In the records, find every line with the word "title" and copy it out.

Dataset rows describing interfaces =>

::::

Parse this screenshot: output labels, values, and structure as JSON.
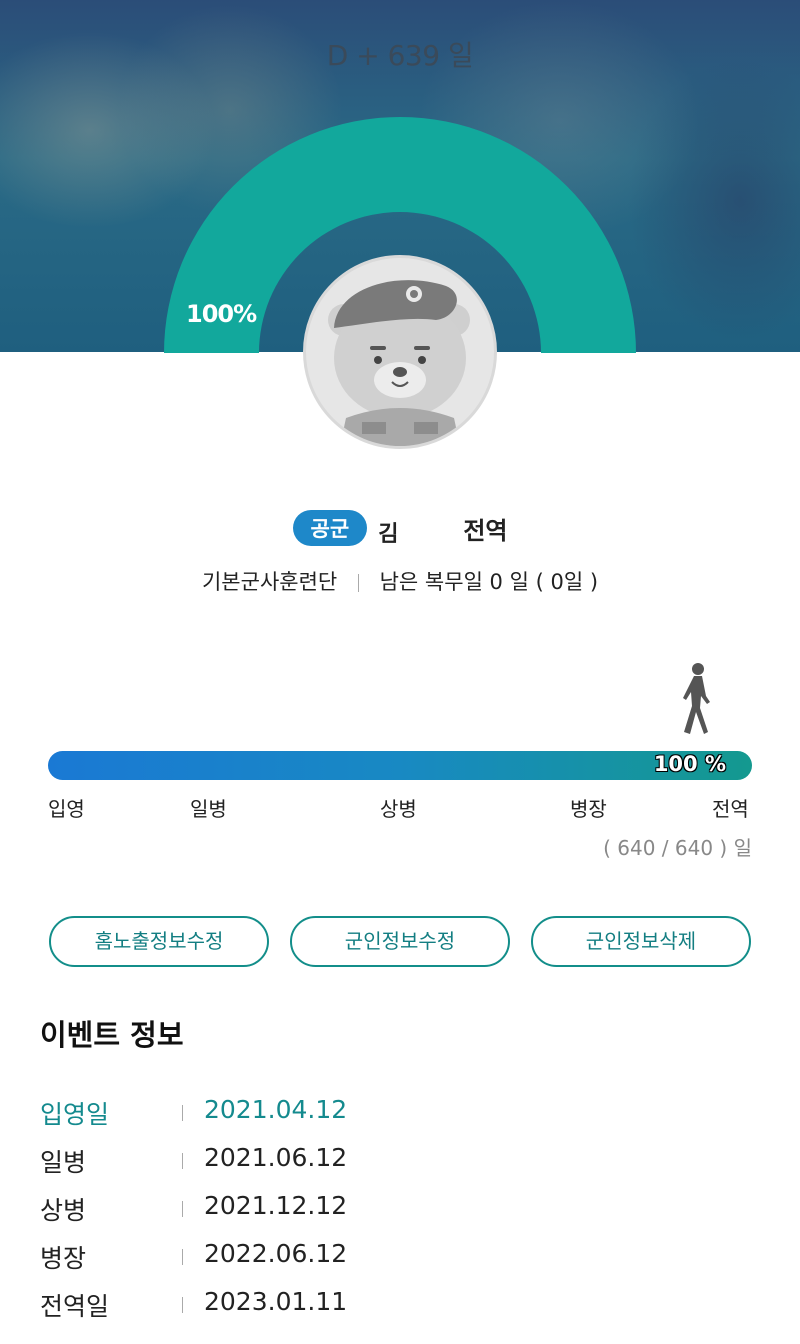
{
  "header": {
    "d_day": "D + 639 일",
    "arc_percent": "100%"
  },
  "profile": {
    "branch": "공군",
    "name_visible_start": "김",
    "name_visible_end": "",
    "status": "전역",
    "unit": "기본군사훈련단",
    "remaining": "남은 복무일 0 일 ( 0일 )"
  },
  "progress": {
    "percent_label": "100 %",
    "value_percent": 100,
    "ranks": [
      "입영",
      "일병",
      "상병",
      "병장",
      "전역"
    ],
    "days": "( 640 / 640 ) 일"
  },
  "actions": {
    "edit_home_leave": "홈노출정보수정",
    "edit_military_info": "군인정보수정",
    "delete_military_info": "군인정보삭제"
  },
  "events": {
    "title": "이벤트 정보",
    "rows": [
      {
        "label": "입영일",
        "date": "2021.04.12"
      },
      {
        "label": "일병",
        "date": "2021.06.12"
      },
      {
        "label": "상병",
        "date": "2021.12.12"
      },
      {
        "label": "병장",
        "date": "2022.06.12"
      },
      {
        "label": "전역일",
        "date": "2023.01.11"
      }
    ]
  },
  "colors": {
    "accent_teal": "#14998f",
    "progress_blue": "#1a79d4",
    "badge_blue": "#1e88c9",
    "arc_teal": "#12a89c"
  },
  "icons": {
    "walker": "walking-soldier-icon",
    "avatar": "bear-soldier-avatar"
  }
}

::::

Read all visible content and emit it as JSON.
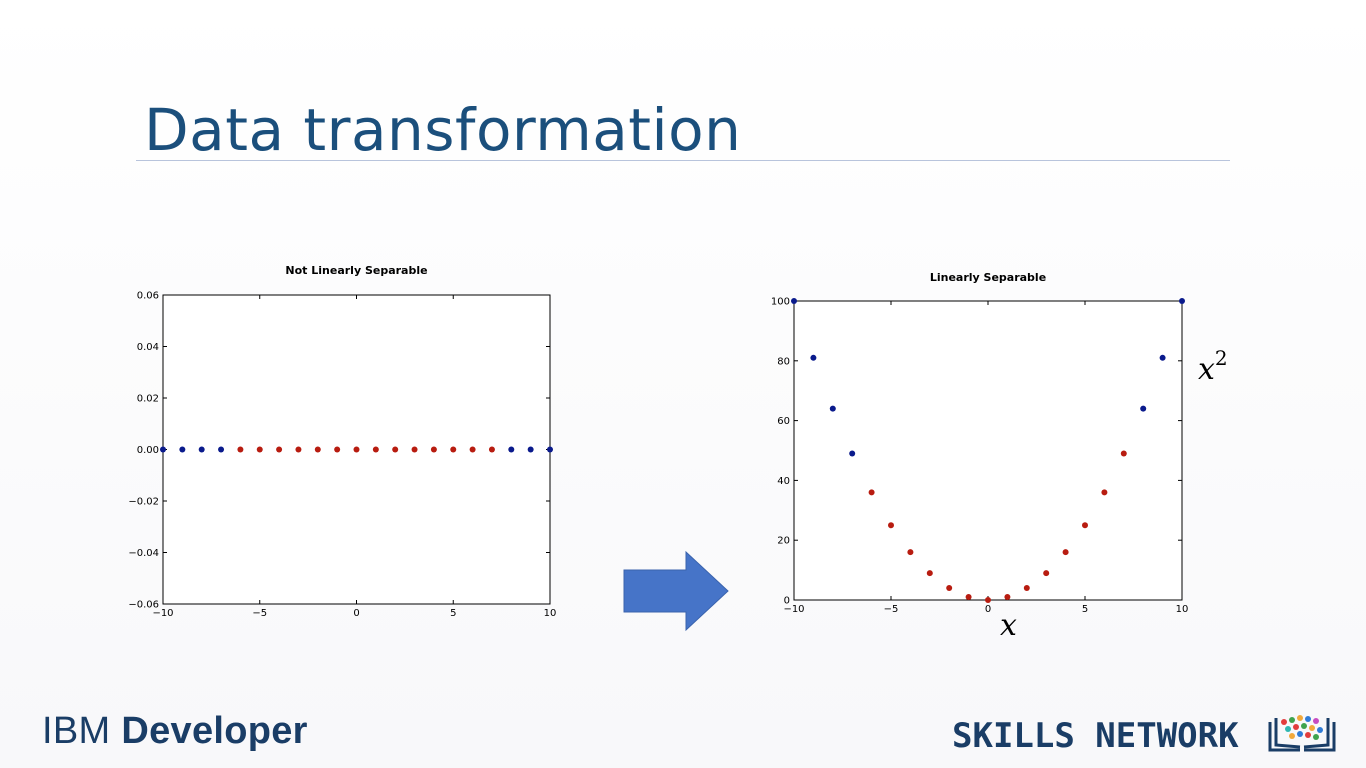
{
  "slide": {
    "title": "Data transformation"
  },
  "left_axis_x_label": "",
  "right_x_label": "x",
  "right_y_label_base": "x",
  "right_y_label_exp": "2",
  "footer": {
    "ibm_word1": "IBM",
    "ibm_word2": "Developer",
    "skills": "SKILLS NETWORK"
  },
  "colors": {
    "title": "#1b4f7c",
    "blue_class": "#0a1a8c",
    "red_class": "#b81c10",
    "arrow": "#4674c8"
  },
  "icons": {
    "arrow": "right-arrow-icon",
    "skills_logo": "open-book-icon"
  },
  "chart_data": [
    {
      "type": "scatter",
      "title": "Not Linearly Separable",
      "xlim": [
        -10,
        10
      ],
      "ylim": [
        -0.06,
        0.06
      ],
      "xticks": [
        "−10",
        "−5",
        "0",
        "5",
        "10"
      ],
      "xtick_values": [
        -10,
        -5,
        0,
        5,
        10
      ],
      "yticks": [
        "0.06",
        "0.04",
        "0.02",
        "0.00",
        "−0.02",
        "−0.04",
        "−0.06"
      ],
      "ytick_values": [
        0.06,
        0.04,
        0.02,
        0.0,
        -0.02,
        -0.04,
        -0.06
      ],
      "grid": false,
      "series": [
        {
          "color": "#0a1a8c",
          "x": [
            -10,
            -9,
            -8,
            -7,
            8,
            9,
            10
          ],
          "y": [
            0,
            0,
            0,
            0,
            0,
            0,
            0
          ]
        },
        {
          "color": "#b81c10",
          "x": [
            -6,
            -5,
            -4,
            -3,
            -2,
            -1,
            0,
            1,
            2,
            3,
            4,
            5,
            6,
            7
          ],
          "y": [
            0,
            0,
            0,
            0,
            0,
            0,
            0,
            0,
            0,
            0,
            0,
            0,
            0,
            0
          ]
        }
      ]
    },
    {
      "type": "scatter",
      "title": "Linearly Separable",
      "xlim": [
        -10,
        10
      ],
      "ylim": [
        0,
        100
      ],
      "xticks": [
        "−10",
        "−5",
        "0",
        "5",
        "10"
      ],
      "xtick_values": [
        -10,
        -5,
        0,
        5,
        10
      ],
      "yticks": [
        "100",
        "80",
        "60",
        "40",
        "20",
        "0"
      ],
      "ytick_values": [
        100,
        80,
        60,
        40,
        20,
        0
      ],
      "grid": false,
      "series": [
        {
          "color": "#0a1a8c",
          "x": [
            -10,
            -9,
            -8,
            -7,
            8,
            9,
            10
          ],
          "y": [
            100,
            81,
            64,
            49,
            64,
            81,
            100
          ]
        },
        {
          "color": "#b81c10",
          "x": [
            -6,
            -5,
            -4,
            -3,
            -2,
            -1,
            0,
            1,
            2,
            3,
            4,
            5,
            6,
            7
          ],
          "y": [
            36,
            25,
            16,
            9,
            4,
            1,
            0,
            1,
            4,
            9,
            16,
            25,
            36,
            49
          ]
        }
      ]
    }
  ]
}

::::

Result =>
    "title": "이벤트 정보",
    "title": "Data transformation"
    "title": "#1b4f7c",
      "title": "Not Linearly Separable",
      "title": "Linearly Separable",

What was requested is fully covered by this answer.